5. Using Innovative Approaches to Address Future Surface Warfare Challenges.

Our warfighting capability and capacity is influenced by technological innovations, national priorities, and an evolving threat. The agile use of innovation will ensure we maintain our edge despite these changes. Some of this innovation comes in the form of expanding the mission capabilities of existing technology through hardware and software upgrades as well as new tactics development. N96 is also investing in new technology, including unmanned systems, enhanced integrated fire control systems, directed energy weapons and live virtual training technology.

So there you have it – my top five investment priorities as director, Surface Warfare. I am truly excited for the opportunity to build and shape the Navy’s surface combatant forces.

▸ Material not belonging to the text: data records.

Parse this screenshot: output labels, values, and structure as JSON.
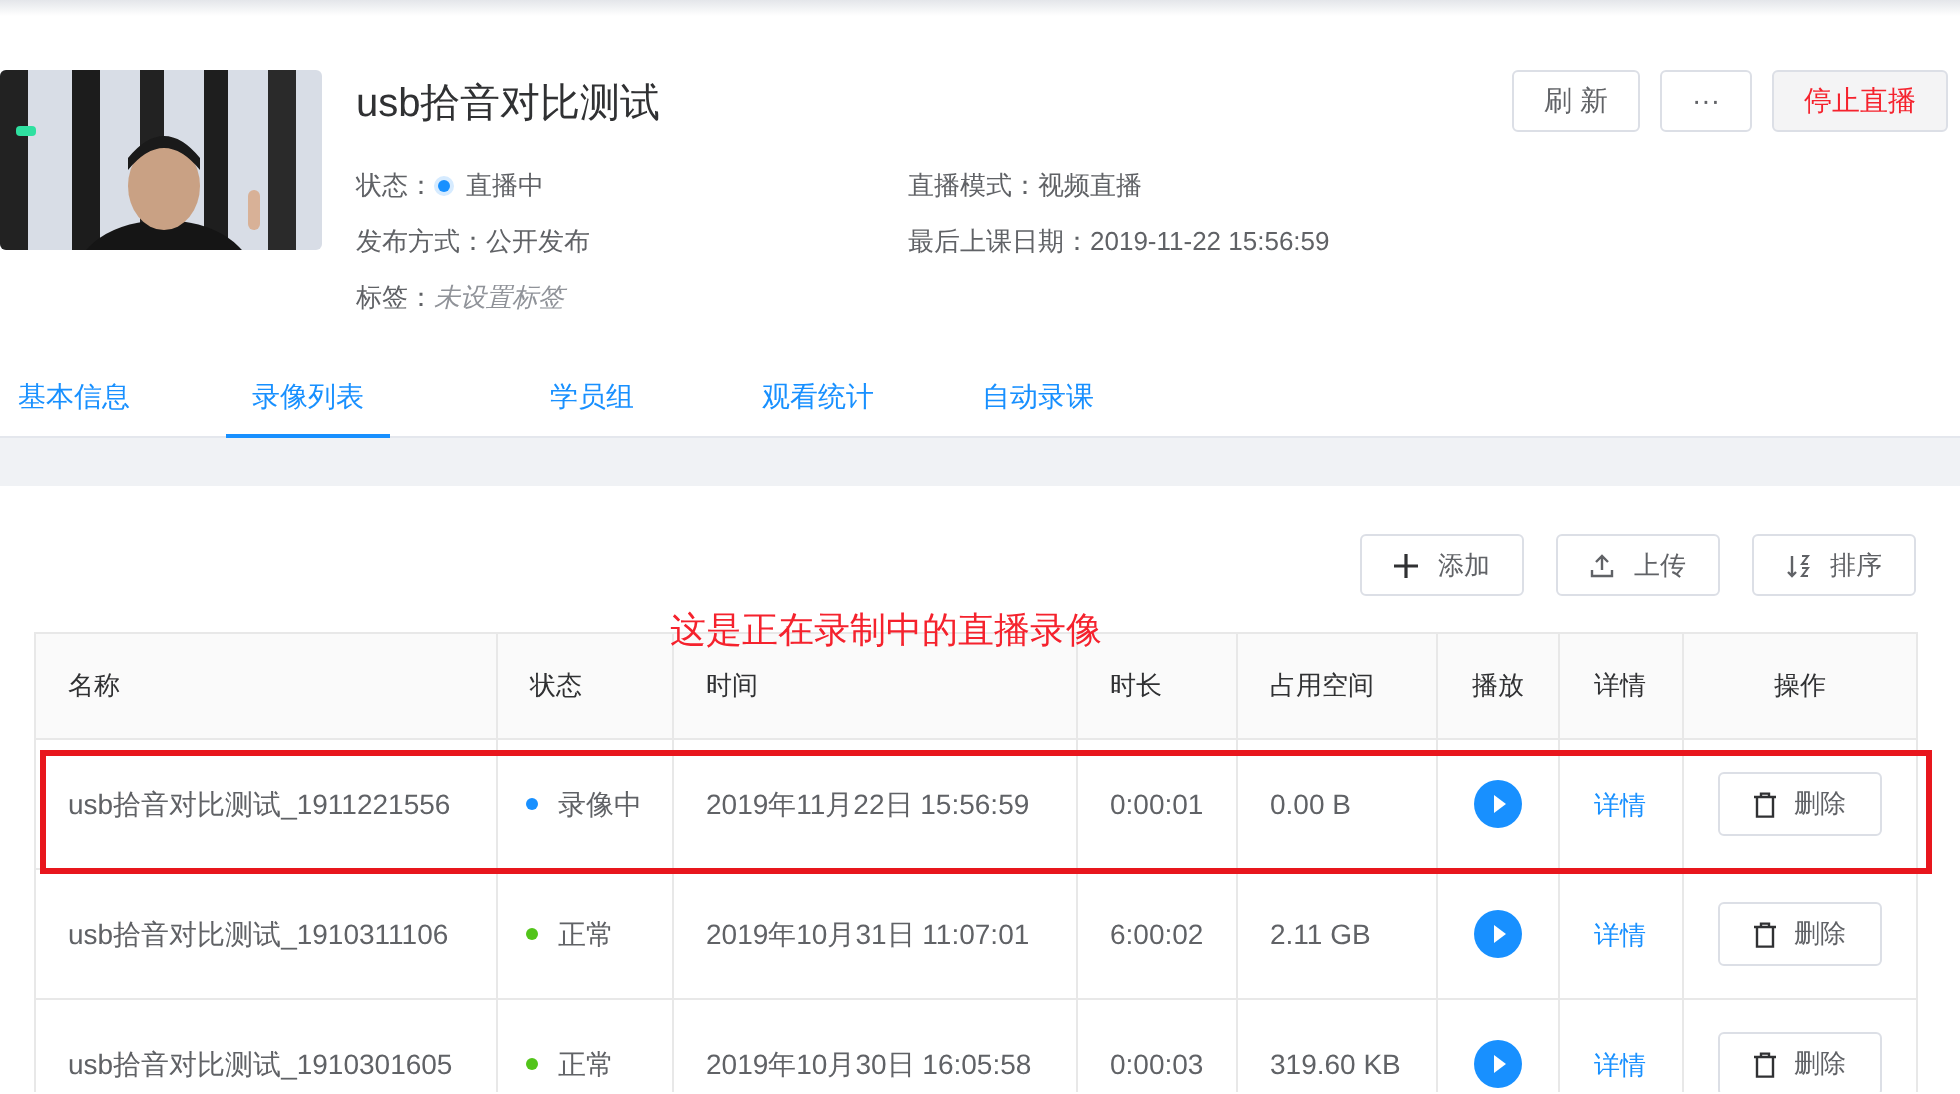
{
  "course": {
    "title": "usb拾音对比测试",
    "info": [
      {
        "label": "状态：",
        "value": "直播中",
        "color": "#1890ff"
      },
      {
        "label": "直播模式：",
        "value": "视频直播"
      },
      {
        "label": "发布方式：",
        "value": "公开发布"
      },
      {
        "label": "最后上课日期：",
        "value": "2019-11-22 15:56:59"
      },
      {
        "label": "标签：",
        "value": "未设置标签",
        "italic": true
      }
    ]
  },
  "header_buttons": [
    {
      "label": "刷 新",
      "kind": "default"
    },
    {
      "label": "···",
      "kind": "default"
    },
    {
      "label": "停止直播",
      "kind": "danger"
    }
  ],
  "tabs": [
    {
      "label": "基本信息",
      "selected": false
    },
    {
      "label": "录像列表",
      "selected": true
    },
    {
      "label": "学员组",
      "selected": false
    },
    {
      "label": "观看统计",
      "selected": false
    },
    {
      "label": "自动录课",
      "selected": false
    }
  ],
  "toolbar": [
    {
      "label": "添加"
    },
    {
      "label": "上传"
    },
    {
      "label": "排序"
    }
  ],
  "annotation": "这是正在录制中的直播录像",
  "table": {
    "columns": [
      "名称",
      "状态",
      "时间",
      "时长",
      "占用空间",
      "播放",
      "详情",
      "操作"
    ],
    "rows": [
      {
        "name": "usb拾音对比测试_1911221556",
        "status": "录像中",
        "color": "#1890ff",
        "time": "2019年11月22日 15:56:59",
        "duration": "0:00:01",
        "size": "0.00 B",
        "detail": "详情",
        "action": "删除",
        "highlighted": true
      },
      {
        "name": "usb拾音对比测试_1910311106",
        "status": "正常",
        "color": "#52c41a",
        "time": "2019年10月31日 11:07:01",
        "duration": "6:00:02",
        "size": "2.11 GB",
        "detail": "详情",
        "action": "删除",
        "highlighted": false
      },
      {
        "name": "usb拾音对比测试_1910301605",
        "status": "正常",
        "color": "#52c41a",
        "time": "2019年10月30日 16:05:58",
        "duration": "0:00:03",
        "size": "319.60 KB",
        "detail": "详情",
        "action": "删除",
        "highlighted": false
      }
    ]
  }
}
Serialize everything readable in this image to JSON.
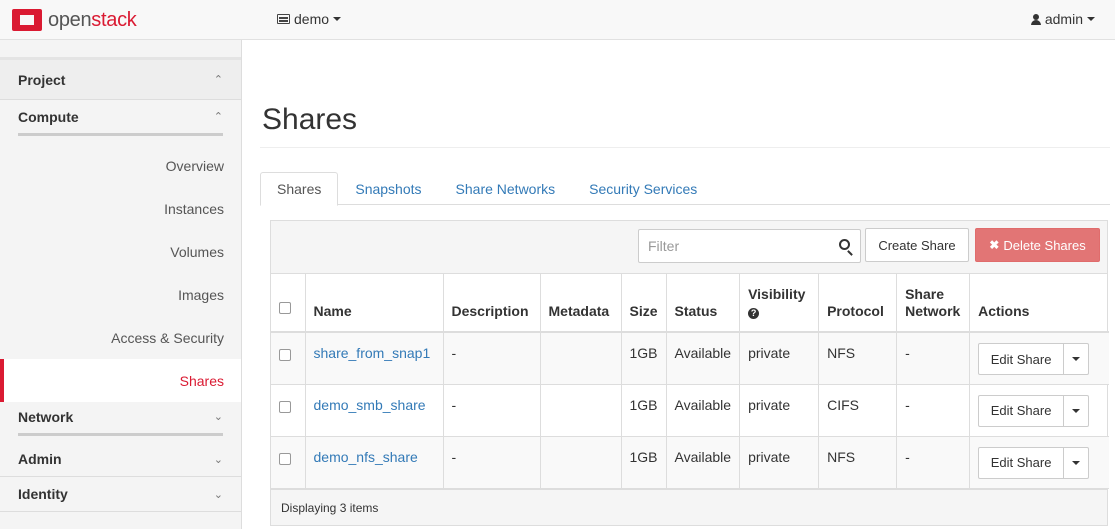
{
  "brand": {
    "part1": "open",
    "part2": "stack"
  },
  "project_switcher": {
    "label": "demo"
  },
  "user_menu": {
    "label": "admin"
  },
  "sidebar": {
    "project": "Project",
    "compute": "Compute",
    "items": [
      {
        "label": "Overview"
      },
      {
        "label": "Instances"
      },
      {
        "label": "Volumes"
      },
      {
        "label": "Images"
      },
      {
        "label": "Access & Security"
      },
      {
        "label": "Shares"
      }
    ],
    "network": "Network",
    "admin": "Admin",
    "identity": "Identity"
  },
  "page_title": "Shares",
  "tabs": [
    {
      "label": "Shares"
    },
    {
      "label": "Snapshots"
    },
    {
      "label": "Share Networks"
    },
    {
      "label": "Security Services"
    }
  ],
  "toolbar": {
    "filter_placeholder": "Filter",
    "create_label": "Create Share",
    "delete_label": "Delete Shares"
  },
  "table": {
    "headers": {
      "name": "Name",
      "description": "Description",
      "metadata": "Metadata",
      "size": "Size",
      "status": "Status",
      "visibility": "Visibility",
      "protocol": "Protocol",
      "share_network_1": "Share",
      "share_network_2": "Network",
      "actions": "Actions"
    },
    "rows": [
      {
        "name": "share_from_snap1",
        "description": "-",
        "metadata": "",
        "size": "1GB",
        "status": "Available",
        "visibility": "private",
        "protocol": "NFS",
        "share_network": "-",
        "action": "Edit Share"
      },
      {
        "name": "demo_smb_share",
        "description": "-",
        "metadata": "",
        "size": "1GB",
        "status": "Available",
        "visibility": "private",
        "protocol": "CIFS",
        "share_network": "-",
        "action": "Edit Share"
      },
      {
        "name": "demo_nfs_share",
        "description": "-",
        "metadata": "",
        "size": "1GB",
        "status": "Available",
        "visibility": "private",
        "protocol": "NFS",
        "share_network": "-",
        "action": "Edit Share"
      }
    ],
    "footer": "Displaying 3 items"
  },
  "colors": {
    "brand_red": "#da1a32",
    "link_blue": "#337ab7",
    "delete_red": "#e27575"
  }
}
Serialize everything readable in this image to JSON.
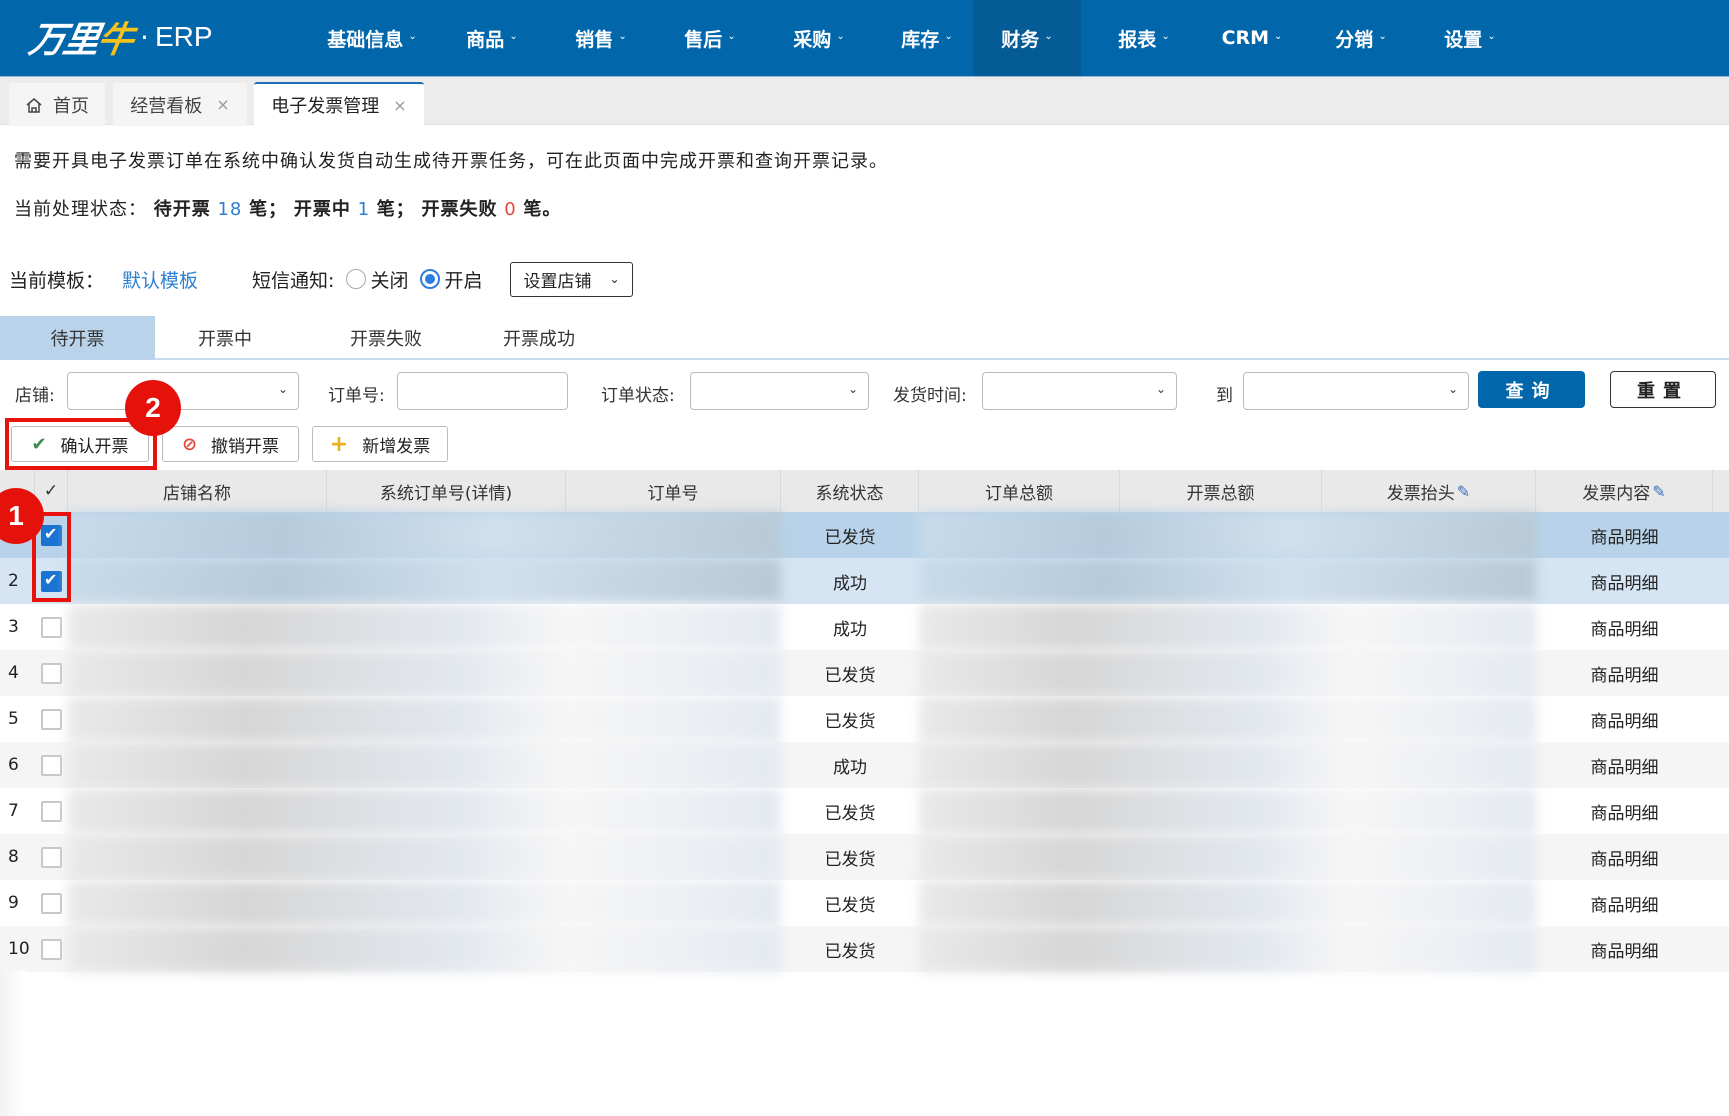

I am committed to those who serve our fine Navy and will work closely with other organizations that share this responsibility with me. As I continue to learn and grow in my new role, I encourage my shipmates and friends of surface warfare to help me and my staff refine these priorities over time. That will require healthy dialogue, honest feedback and frequent engagement.

Again, I look forward to the future of surface warfare and to serving the warfighters who are making great things happen every day throughout the fleet! If you are in the Pentagon, I welcome you to swing by and see the N96 team. I am proud to lead this team of professionals here at the Pentagon as we support those in the fleet!